__What you have to do__:
Each line in the entries below that holds the word "title" belongs in the answer.

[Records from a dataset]
*** Block opens ***

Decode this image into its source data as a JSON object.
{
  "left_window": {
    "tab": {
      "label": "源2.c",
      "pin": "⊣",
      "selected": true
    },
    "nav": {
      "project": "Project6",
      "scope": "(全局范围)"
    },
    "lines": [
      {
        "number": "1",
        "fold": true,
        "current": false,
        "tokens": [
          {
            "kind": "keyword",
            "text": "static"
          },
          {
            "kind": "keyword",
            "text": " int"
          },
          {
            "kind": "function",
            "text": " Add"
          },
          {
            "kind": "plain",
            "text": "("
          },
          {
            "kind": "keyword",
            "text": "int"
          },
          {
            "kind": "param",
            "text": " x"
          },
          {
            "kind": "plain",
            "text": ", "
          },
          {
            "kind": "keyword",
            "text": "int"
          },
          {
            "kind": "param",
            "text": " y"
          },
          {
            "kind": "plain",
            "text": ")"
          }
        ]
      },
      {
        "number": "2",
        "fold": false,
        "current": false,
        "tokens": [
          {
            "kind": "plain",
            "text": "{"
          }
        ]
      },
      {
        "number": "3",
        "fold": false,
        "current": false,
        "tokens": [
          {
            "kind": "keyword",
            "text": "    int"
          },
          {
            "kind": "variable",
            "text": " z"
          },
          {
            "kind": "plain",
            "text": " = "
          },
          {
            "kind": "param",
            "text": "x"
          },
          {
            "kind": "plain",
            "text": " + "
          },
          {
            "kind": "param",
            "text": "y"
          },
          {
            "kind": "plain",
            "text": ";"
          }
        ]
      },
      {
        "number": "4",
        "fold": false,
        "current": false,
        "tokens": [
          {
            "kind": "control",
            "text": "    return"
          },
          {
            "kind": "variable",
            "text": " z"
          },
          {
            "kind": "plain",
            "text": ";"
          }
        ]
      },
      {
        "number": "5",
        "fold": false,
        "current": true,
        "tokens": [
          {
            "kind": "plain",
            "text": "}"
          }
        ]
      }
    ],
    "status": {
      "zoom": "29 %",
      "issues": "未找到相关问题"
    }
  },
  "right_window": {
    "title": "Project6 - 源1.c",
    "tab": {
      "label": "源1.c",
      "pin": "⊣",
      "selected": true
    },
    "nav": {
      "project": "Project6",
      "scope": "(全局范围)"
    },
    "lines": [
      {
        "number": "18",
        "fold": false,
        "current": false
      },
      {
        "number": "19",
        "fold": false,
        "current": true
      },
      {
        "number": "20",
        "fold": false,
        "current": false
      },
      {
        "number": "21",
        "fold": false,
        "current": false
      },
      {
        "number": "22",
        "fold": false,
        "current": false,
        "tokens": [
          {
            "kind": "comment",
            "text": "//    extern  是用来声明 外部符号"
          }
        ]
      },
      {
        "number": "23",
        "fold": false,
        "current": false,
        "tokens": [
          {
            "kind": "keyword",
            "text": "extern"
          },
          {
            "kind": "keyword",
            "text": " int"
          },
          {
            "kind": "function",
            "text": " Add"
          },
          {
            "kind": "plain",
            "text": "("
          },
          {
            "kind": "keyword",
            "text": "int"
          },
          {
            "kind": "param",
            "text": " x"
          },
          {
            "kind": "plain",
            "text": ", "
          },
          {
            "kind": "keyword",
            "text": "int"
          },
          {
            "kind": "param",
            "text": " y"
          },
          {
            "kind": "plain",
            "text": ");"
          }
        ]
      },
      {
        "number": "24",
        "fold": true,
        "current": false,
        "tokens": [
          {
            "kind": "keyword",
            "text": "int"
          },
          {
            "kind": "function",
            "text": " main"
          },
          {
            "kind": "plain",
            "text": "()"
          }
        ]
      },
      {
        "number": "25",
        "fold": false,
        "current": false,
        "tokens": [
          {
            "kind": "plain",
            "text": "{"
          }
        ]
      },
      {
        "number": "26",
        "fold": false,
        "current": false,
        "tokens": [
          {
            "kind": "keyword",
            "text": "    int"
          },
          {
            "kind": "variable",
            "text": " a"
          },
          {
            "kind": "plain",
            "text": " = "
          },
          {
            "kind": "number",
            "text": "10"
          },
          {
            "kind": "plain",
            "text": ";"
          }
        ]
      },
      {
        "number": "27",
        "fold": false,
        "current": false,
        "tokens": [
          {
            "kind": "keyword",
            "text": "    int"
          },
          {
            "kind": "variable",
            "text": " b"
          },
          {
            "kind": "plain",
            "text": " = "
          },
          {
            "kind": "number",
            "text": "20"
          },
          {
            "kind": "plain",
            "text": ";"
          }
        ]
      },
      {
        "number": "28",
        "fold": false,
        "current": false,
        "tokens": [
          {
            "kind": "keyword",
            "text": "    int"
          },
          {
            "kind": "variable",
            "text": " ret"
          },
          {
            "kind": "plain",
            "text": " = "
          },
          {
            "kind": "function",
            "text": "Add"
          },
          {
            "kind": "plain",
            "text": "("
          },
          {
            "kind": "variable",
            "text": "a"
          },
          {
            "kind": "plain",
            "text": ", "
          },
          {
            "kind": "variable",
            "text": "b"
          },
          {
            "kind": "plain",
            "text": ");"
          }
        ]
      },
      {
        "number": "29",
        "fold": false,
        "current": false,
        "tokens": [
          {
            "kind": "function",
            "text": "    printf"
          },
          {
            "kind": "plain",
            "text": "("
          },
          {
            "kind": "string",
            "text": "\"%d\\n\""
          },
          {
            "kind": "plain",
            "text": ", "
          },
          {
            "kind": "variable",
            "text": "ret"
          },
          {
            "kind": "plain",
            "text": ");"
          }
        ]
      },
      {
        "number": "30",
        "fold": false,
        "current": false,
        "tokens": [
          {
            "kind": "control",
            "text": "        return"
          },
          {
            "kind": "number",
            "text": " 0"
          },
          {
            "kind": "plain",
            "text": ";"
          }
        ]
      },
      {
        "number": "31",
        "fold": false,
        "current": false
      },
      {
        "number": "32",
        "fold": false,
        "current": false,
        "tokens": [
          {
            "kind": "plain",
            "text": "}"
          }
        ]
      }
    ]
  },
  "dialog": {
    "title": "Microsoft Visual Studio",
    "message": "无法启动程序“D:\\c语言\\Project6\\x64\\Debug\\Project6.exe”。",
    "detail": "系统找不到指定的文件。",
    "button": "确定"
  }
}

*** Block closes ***

__Task response__:
    "title": "Project6 - 源1.c",
    "title": "Microsoft Visual Studio",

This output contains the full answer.